[RECORDED DATA]
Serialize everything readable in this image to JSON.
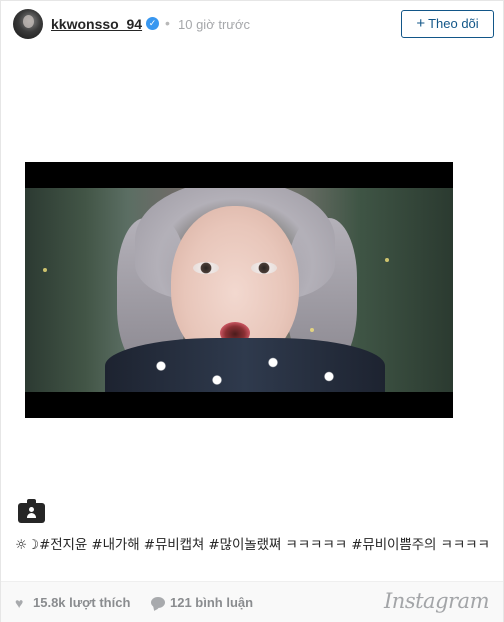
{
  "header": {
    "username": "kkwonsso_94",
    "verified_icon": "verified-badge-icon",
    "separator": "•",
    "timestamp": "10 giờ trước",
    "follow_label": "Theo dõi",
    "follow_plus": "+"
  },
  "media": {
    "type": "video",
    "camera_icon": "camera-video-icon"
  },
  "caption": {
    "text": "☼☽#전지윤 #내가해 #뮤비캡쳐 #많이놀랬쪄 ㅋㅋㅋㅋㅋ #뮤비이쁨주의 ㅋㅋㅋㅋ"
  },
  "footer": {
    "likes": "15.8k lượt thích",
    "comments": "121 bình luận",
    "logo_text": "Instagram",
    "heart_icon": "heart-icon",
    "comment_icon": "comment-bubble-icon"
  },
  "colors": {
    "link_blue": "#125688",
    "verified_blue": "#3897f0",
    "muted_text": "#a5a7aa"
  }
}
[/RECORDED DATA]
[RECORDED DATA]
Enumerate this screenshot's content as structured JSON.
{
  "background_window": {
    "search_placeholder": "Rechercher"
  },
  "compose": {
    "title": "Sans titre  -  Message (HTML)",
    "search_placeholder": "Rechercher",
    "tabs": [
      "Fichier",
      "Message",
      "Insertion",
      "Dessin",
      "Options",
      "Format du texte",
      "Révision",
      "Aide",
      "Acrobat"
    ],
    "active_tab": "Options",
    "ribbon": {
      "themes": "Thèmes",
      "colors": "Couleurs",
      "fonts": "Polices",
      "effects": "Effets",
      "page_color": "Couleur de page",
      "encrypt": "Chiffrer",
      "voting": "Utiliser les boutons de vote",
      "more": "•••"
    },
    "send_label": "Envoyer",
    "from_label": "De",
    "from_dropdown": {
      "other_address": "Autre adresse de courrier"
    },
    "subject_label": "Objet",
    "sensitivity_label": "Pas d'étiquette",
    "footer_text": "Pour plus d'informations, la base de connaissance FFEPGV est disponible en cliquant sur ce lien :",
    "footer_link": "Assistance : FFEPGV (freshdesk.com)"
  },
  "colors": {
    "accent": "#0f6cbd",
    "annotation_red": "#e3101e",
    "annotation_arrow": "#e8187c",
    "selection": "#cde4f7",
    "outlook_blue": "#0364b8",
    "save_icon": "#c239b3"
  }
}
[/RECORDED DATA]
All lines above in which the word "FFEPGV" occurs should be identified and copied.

    "footer_text": "Pour plus d'informations, la base de connaissance FFEPGV est disponible en cliquant sur ce lien :",
    "footer_link": "Assistance : FFEPGV (freshdesk.com)"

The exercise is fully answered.